In an email to staff on Wednesday, Cook said:
I disagree with the President and others who believe that there is a moral equivalence between white supremacists and Nazis, and those who oppose them by standing up for human rights.
The tech firm's boss also called for his employees to stand together, regardless of their political views, and reiterated the firm's commitment to inclusion.
In the memo, obtained by BuzzFeed News, Cook added: "Hate is a cancer, and left unchecked it destroys everything in its path. Its scars last generations. History has taught us this time and time again, both in the United States and countries around the world. We must not witness or permit such hate and bigotry in our country, and we must be unequivocal about it."
Apple's chief executive said it wasn't about "the left or the right", but "about human decency and morality".
The memo also indicated Apple will make $1m (£775m) contributions to both the Southern Poverty Law Centre and the Anti-Defamation League.
The comments come after the disbanding of two business advisory councils to the President, after Trump said "both sides" were to blame for the violence over the weekend, prompting an exodus of top bosses from his councils.
On Twitter yesterday afternoon Trump said:
Rather than putting pressure on the businesspeople of the Manufacturing Council & Strategy & Policy Forum, I am ending both.

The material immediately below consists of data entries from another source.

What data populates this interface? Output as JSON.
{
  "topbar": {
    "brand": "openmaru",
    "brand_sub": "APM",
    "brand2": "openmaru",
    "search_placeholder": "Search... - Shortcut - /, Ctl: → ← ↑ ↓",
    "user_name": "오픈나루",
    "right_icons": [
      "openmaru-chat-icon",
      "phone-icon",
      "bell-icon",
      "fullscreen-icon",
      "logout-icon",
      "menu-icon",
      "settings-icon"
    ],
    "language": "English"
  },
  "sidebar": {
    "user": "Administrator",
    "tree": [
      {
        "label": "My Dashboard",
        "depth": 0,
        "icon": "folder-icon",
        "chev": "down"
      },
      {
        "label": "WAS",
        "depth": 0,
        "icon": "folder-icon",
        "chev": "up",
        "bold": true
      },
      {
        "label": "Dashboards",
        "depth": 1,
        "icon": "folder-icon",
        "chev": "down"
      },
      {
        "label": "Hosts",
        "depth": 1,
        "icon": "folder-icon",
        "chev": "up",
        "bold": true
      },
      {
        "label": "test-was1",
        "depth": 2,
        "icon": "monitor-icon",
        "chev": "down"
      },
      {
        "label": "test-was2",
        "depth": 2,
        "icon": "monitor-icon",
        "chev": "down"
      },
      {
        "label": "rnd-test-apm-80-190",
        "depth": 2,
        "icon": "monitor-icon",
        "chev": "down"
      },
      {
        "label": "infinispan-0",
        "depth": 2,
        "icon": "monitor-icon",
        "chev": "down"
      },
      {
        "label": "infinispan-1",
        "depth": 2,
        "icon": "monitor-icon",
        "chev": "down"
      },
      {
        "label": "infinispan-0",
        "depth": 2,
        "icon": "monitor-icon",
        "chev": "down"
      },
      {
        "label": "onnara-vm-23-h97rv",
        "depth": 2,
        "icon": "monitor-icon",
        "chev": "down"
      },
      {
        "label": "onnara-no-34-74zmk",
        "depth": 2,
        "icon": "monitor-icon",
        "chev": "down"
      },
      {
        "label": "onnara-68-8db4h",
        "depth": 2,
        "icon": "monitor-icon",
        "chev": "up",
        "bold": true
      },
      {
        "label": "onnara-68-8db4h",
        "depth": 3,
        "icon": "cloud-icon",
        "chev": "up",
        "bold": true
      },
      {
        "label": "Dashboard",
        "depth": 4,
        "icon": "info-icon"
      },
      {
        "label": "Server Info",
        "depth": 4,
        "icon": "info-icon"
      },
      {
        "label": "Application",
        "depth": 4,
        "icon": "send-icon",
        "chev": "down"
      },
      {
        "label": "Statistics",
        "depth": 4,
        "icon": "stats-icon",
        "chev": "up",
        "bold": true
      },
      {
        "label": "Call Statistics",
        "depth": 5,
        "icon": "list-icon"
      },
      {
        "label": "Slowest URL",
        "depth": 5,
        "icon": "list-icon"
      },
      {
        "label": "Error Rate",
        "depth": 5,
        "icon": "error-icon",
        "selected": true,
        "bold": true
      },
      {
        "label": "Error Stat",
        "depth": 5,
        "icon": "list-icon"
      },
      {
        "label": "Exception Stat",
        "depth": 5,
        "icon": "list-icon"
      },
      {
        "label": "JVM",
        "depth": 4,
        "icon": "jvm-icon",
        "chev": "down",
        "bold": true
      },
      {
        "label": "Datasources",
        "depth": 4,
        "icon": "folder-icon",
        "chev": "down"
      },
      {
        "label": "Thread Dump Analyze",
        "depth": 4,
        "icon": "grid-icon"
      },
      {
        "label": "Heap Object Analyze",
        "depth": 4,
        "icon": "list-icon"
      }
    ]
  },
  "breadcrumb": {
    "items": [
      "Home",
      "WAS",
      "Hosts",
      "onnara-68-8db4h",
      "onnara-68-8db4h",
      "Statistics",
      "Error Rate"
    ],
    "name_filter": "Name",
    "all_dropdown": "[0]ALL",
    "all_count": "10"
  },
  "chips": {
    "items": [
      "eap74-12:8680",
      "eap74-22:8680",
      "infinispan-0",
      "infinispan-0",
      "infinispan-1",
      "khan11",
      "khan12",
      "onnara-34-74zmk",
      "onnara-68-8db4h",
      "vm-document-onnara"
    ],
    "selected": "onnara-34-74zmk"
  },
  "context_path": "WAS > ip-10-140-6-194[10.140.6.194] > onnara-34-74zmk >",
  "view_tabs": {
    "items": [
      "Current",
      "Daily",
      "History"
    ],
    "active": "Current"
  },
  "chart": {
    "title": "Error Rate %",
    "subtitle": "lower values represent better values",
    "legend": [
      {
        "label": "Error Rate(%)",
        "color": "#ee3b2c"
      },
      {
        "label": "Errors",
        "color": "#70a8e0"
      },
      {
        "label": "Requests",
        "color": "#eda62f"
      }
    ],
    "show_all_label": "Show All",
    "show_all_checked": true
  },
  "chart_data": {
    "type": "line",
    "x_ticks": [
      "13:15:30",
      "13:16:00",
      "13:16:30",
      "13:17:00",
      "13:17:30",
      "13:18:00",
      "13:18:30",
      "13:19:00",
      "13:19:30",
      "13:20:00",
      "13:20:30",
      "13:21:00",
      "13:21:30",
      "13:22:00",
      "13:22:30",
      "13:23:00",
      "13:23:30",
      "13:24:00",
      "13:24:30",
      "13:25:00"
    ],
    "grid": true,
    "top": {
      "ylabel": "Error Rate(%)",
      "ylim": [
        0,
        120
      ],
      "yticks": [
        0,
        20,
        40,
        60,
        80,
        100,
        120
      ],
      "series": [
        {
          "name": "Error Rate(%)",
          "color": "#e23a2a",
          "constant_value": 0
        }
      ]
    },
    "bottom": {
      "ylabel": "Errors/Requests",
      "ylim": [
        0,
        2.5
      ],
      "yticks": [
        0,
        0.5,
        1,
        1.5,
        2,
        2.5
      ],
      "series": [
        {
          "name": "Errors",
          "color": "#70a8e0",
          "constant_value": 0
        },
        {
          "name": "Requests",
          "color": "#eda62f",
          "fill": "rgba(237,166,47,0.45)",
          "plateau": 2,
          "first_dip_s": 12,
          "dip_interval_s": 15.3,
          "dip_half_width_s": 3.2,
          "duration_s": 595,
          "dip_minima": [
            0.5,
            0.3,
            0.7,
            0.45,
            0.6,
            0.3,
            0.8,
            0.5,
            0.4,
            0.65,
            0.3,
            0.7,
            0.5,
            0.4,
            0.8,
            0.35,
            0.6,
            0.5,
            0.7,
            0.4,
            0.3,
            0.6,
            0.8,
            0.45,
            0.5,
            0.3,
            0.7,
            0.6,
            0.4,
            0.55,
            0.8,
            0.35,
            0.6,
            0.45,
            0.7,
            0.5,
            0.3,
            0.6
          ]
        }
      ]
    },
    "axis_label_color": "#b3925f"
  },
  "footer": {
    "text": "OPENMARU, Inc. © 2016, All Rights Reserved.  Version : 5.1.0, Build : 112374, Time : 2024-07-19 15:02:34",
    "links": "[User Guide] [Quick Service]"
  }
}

Thank you all!— Donald J. Trump (@realDonaldTrump) August 16, 2017
But the dissolution of the groups came as a string of executives left the manufacturing jobs initiative, upping the pressure on the remaining members and the separate strategic and policy forum.
The bosses of manufacturers 3M, Campbell Soup and Johnson & Johnson had earlier resigned from their places on his council, following chief executives at Under Armour, Intel, and Merck in stepping down.